> **PROBLEM TO WORK ON**: Look for the string "maxIterations" in the data below, and copy each line that holds it.

> **RECORD EXCERPTS**:
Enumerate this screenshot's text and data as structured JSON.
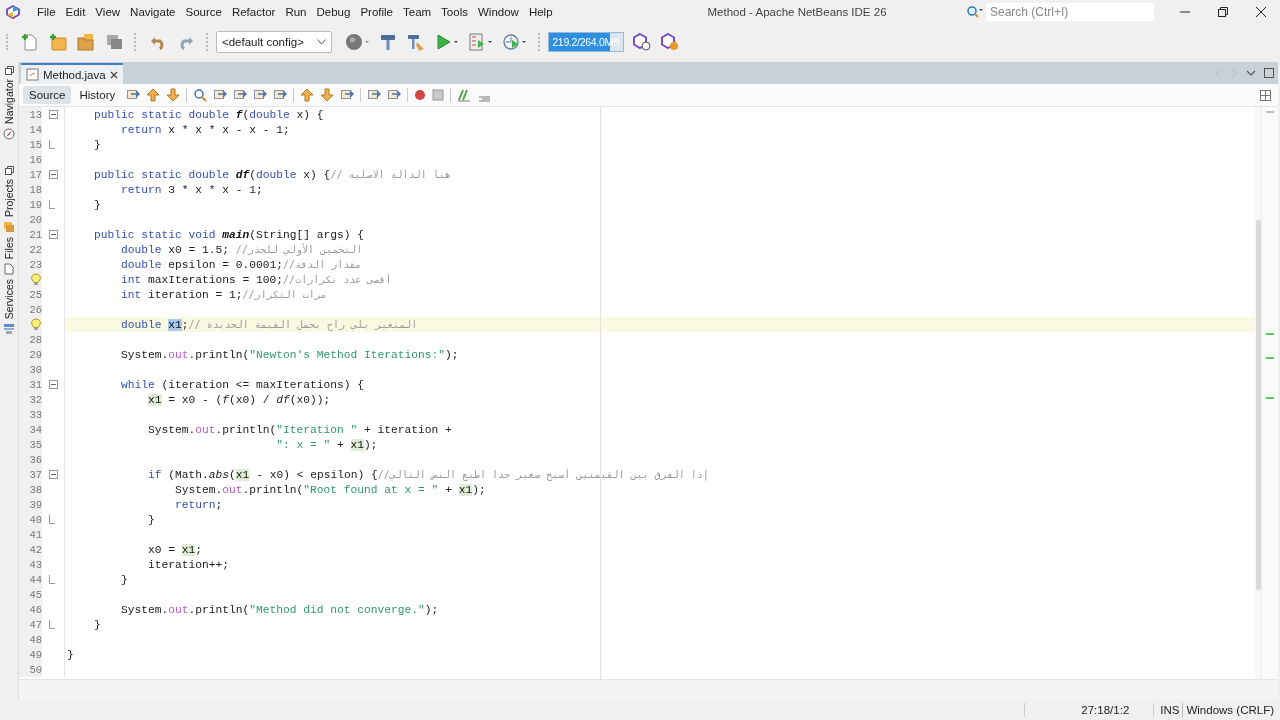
{
  "window": {
    "title": "Method - Apache NetBeans IDE 26"
  },
  "menu": [
    "File",
    "Edit",
    "View",
    "Navigate",
    "Source",
    "Refactor",
    "Run",
    "Debug",
    "Profile",
    "Team",
    "Tools",
    "Window",
    "Help"
  ],
  "search": {
    "placeholder": "Search (Ctrl+I)"
  },
  "toolbar": {
    "config": "<default config>",
    "memory": {
      "reading": "219.2/264.0MB",
      "level": 0.83
    }
  },
  "sidebar": {
    "tabs": [
      {
        "label": "Navigator",
        "kind": "compass"
      },
      {
        "label": "Projects",
        "kind": "projects"
      },
      {
        "label": "Files",
        "kind": "files"
      },
      {
        "label": "Services",
        "kind": "services"
      }
    ]
  },
  "editor_tabs": [
    {
      "label": "Method.java",
      "selected": true
    }
  ],
  "view_tabs": [
    {
      "label": "Source",
      "selected": true
    },
    {
      "label": "History",
      "selected": false
    }
  ],
  "code": [
    {
      "number": "13",
      "kind": "foldstart",
      "hint": false,
      "current": false,
      "tokens": [
        {
          "kind": "kw",
          "text": "    public static double "
        },
        {
          "kind": "def",
          "text": "f"
        },
        {
          "kind": "plain",
          "text": "("
        },
        {
          "kind": "kw",
          "text": "double"
        },
        {
          "kind": "plain",
          "text": " x) {"
        }
      ]
    },
    {
      "number": "14",
      "kind": "line",
      "hint": false,
      "current": false,
      "tokens": [
        {
          "kind": "kw",
          "text": "        return"
        },
        {
          "kind": "plain",
          "text": " x * x * x - x - 1;"
        }
      ]
    },
    {
      "number": "15",
      "kind": "foldend",
      "hint": false,
      "current": false,
      "tokens": [
        {
          "kind": "plain",
          "text": "    }"
        }
      ]
    },
    {
      "number": "16",
      "kind": "line",
      "hint": false,
      "current": false
    },
    {
      "number": "17",
      "kind": "foldstart",
      "hint": false,
      "current": false,
      "tokens": [
        {
          "kind": "kw",
          "text": "    public static double "
        },
        {
          "kind": "def",
          "text": "df"
        },
        {
          "kind": "plain",
          "text": "("
        },
        {
          "kind": "kw",
          "text": "double"
        },
        {
          "kind": "plain",
          "text": " x) {"
        },
        {
          "kind": "cmt",
          "text": "// هنا الدالة الاصلية"
        }
      ]
    },
    {
      "number": "18",
      "kind": "line",
      "hint": false,
      "current": false,
      "tokens": [
        {
          "kind": "kw",
          "text": "        return"
        },
        {
          "kind": "plain",
          "text": " 3 * x * x - 1;"
        }
      ]
    },
    {
      "number": "19",
      "kind": "foldend",
      "hint": false,
      "current": false,
      "tokens": [
        {
          "kind": "plain",
          "text": "    }"
        }
      ]
    },
    {
      "number": "20",
      "kind": "line",
      "hint": false,
      "current": false
    },
    {
      "number": "21",
      "kind": "foldstart",
      "hint": false,
      "current": false,
      "tokens": [
        {
          "kind": "kw",
          "text": "    public static void "
        },
        {
          "kind": "def",
          "text": "main"
        },
        {
          "kind": "plain",
          "text": "(String[] args) {"
        }
      ]
    },
    {
      "number": "22",
      "kind": "line",
      "hint": false,
      "current": false,
      "tokens": [
        {
          "kind": "kw",
          "text": "        double"
        },
        {
          "kind": "plain",
          "text": " x0 = 1.5; "
        },
        {
          "kind": "cmt",
          "text": "//التخمين الأولي للجذر"
        }
      ]
    },
    {
      "number": "23",
      "kind": "line",
      "hint": false,
      "current": false,
      "tokens": [
        {
          "kind": "kw",
          "text": "        double"
        },
        {
          "kind": "plain",
          "text": " epsilon = 0.0001;"
        },
        {
          "kind": "cmt",
          "text": "//مقدار الدقة"
        }
      ]
    },
    {
      "kind": "line",
      "hint": true,
      "current": false,
      "tokens": [
        {
          "kind": "kw",
          "text": "        int"
        },
        {
          "kind": "plain",
          "text": " maxIterations = 100;"
        },
        {
          "kind": "cmt",
          "text": "//أقصى عدد تكرارات"
        }
      ]
    },
    {
      "number": "25",
      "kind": "line",
      "hint": false,
      "current": false,
      "tokens": [
        {
          "kind": "kw",
          "text": "        int"
        },
        {
          "kind": "plain",
          "text": " iteration = 1;"
        },
        {
          "kind": "cmt",
          "text": "//مرات التكرار"
        }
      ]
    },
    {
      "number": "26",
      "kind": "line",
      "hint": false,
      "current": false
    },
    {
      "kind": "line",
      "hint": true,
      "current": true,
      "tokens": [
        {
          "kind": "kw",
          "text": "        double "
        },
        {
          "kind": "sel",
          "text": "x1"
        },
        {
          "kind": "plain",
          "text": ";"
        },
        {
          "kind": "cmt",
          "text": "// المتغير يلي راح يحمل القيمة الجديدة"
        }
      ]
    },
    {
      "number": "28",
      "kind": "line",
      "hint": false,
      "current": false
    },
    {
      "number": "29",
      "kind": "line",
      "hint": false,
      "current": false,
      "tokens": [
        {
          "kind": "plain",
          "text": "        System."
        },
        {
          "kind": "field",
          "text": "out"
        },
        {
          "kind": "plain",
          "text": ".println("
        },
        {
          "kind": "str",
          "text": "\"Newton's Method Iterations:\""
        },
        {
          "kind": "plain",
          "text": ");"
        }
      ]
    },
    {
      "number": "30",
      "kind": "line",
      "hint": false,
      "current": false
    },
    {
      "number": "31",
      "kind": "foldstart",
      "hint": false,
      "current": false,
      "tokens": [
        {
          "kind": "kw",
          "text": "        while"
        },
        {
          "kind": "plain",
          "text": " (iteration <= maxIterations) {"
        }
      ]
    },
    {
      "number": "32",
      "kind": "line",
      "hint": false,
      "current": false,
      "tokens": [
        {
          "kind": "occ",
          "text": "            x1"
        },
        {
          "kind": "plain",
          "text": " = x0 - ("
        },
        {
          "kind": "call",
          "text": "f"
        },
        {
          "kind": "plain",
          "text": "(x0) / "
        },
        {
          "kind": "call",
          "text": "df"
        },
        {
          "kind": "plain",
          "text": "(x0));"
        }
      ]
    },
    {
      "number": "33",
      "kind": "line",
      "hint": false,
      "current": false
    },
    {
      "number": "34",
      "kind": "line",
      "hint": false,
      "current": false,
      "tokens": [
        {
          "kind": "plain",
          "text": "            System."
        },
        {
          "kind": "field",
          "text": "out"
        },
        {
          "kind": "plain",
          "text": ".println("
        },
        {
          "kind": "str",
          "text": "\"Iteration \""
        },
        {
          "kind": "plain",
          "text": " + iteration +"
        }
      ]
    },
    {
      "number": "35",
      "kind": "line",
      "hint": false,
      "current": false,
      "tokens": [
        {
          "kind": "str",
          "text": "                               \": x = \""
        },
        {
          "kind": "plain",
          "text": " + "
        },
        {
          "kind": "occ",
          "text": "x1"
        },
        {
          "kind": "plain",
          "text": ");"
        }
      ]
    },
    {
      "number": "36",
      "kind": "line",
      "hint": false,
      "current": false
    },
    {
      "number": "37",
      "kind": "foldstart",
      "hint": false,
      "current": false,
      "tokens": [
        {
          "kind": "kw",
          "text": "            if"
        },
        {
          "kind": "plain",
          "text": " (Math."
        },
        {
          "kind": "call",
          "text": "abs"
        },
        {
          "kind": "plain",
          "text": "("
        },
        {
          "kind": "occ",
          "text": "x1"
        },
        {
          "kind": "plain",
          "text": " - x0) < epsilon) {"
        },
        {
          "kind": "cmt",
          "text": "//إذا الفرق بين القيمتين أصبح صغير جدا اطبع النص التالي"
        }
      ]
    },
    {
      "number": "38",
      "kind": "line",
      "hint": false,
      "current": false,
      "tokens": [
        {
          "kind": "plain",
          "text": "                System."
        },
        {
          "kind": "field",
          "text": "out"
        },
        {
          "kind": "plain",
          "text": ".println("
        },
        {
          "kind": "str",
          "text": "\"Root found at x = \""
        },
        {
          "kind": "plain",
          "text": " + "
        },
        {
          "kind": "occ",
          "text": "x1"
        },
        {
          "kind": "plain",
          "text": ");"
        }
      ]
    },
    {
      "number": "39",
      "kind": "line",
      "hint": false,
      "current": false,
      "tokens": [
        {
          "kind": "kw",
          "text": "                return"
        },
        {
          "kind": "plain",
          "text": ";"
        }
      ]
    },
    {
      "number": "40",
      "kind": "foldend",
      "hint": false,
      "current": false,
      "tokens": [
        {
          "kind": "plain",
          "text": "            }"
        }
      ]
    },
    {
      "number": "41",
      "kind": "line",
      "hint": false,
      "current": false
    },
    {
      "number": "42",
      "kind": "line",
      "hint": false,
      "current": false,
      "tokens": [
        {
          "kind": "plain",
          "text": "            x0 = "
        },
        {
          "kind": "occ",
          "text": "x1"
        },
        {
          "kind": "plain",
          "text": ";"
        }
      ]
    },
    {
      "number": "43",
      "kind": "line",
      "hint": false,
      "current": false,
      "tokens": [
        {
          "kind": "plain",
          "text": "            iteration++;"
        }
      ]
    },
    {
      "number": "44",
      "kind": "foldend",
      "hint": false,
      "current": false,
      "tokens": [
        {
          "kind": "plain",
          "text": "        }"
        }
      ]
    },
    {
      "number": "45",
      "kind": "line",
      "hint": false,
      "current": false
    },
    {
      "number": "46",
      "kind": "line",
      "hint": false,
      "current": false,
      "tokens": [
        {
          "kind": "plain",
          "text": "        System."
        },
        {
          "kind": "field",
          "text": "out"
        },
        {
          "kind": "plain",
          "text": ".println("
        },
        {
          "kind": "str",
          "text": "\"Method did not converge.\""
        },
        {
          "kind": "plain",
          "text": ");"
        }
      ]
    },
    {
      "number": "47",
      "kind": "foldend",
      "hint": false,
      "current": false,
      "tokens": [
        {
          "kind": "plain",
          "text": "    }"
        }
      ]
    },
    {
      "number": "48",
      "kind": "line",
      "hint": false,
      "current": false
    },
    {
      "number": "49",
      "kind": "line",
      "hint": false,
      "current": false,
      "tokens": [
        {
          "kind": "plain",
          "text": "}"
        }
      ]
    },
    {
      "number": "50",
      "kind": "line",
      "hint": false,
      "current": false
    }
  ],
  "status_bar": {
    "position": "27:18/1:2",
    "mode": "INS",
    "line_endings": "Windows (CRLF)"
  }
}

> **WRITTEN RESPONSE**:
          "text": " maxIterations = 100;"
          "text": " (iteration <= maxIterations) {"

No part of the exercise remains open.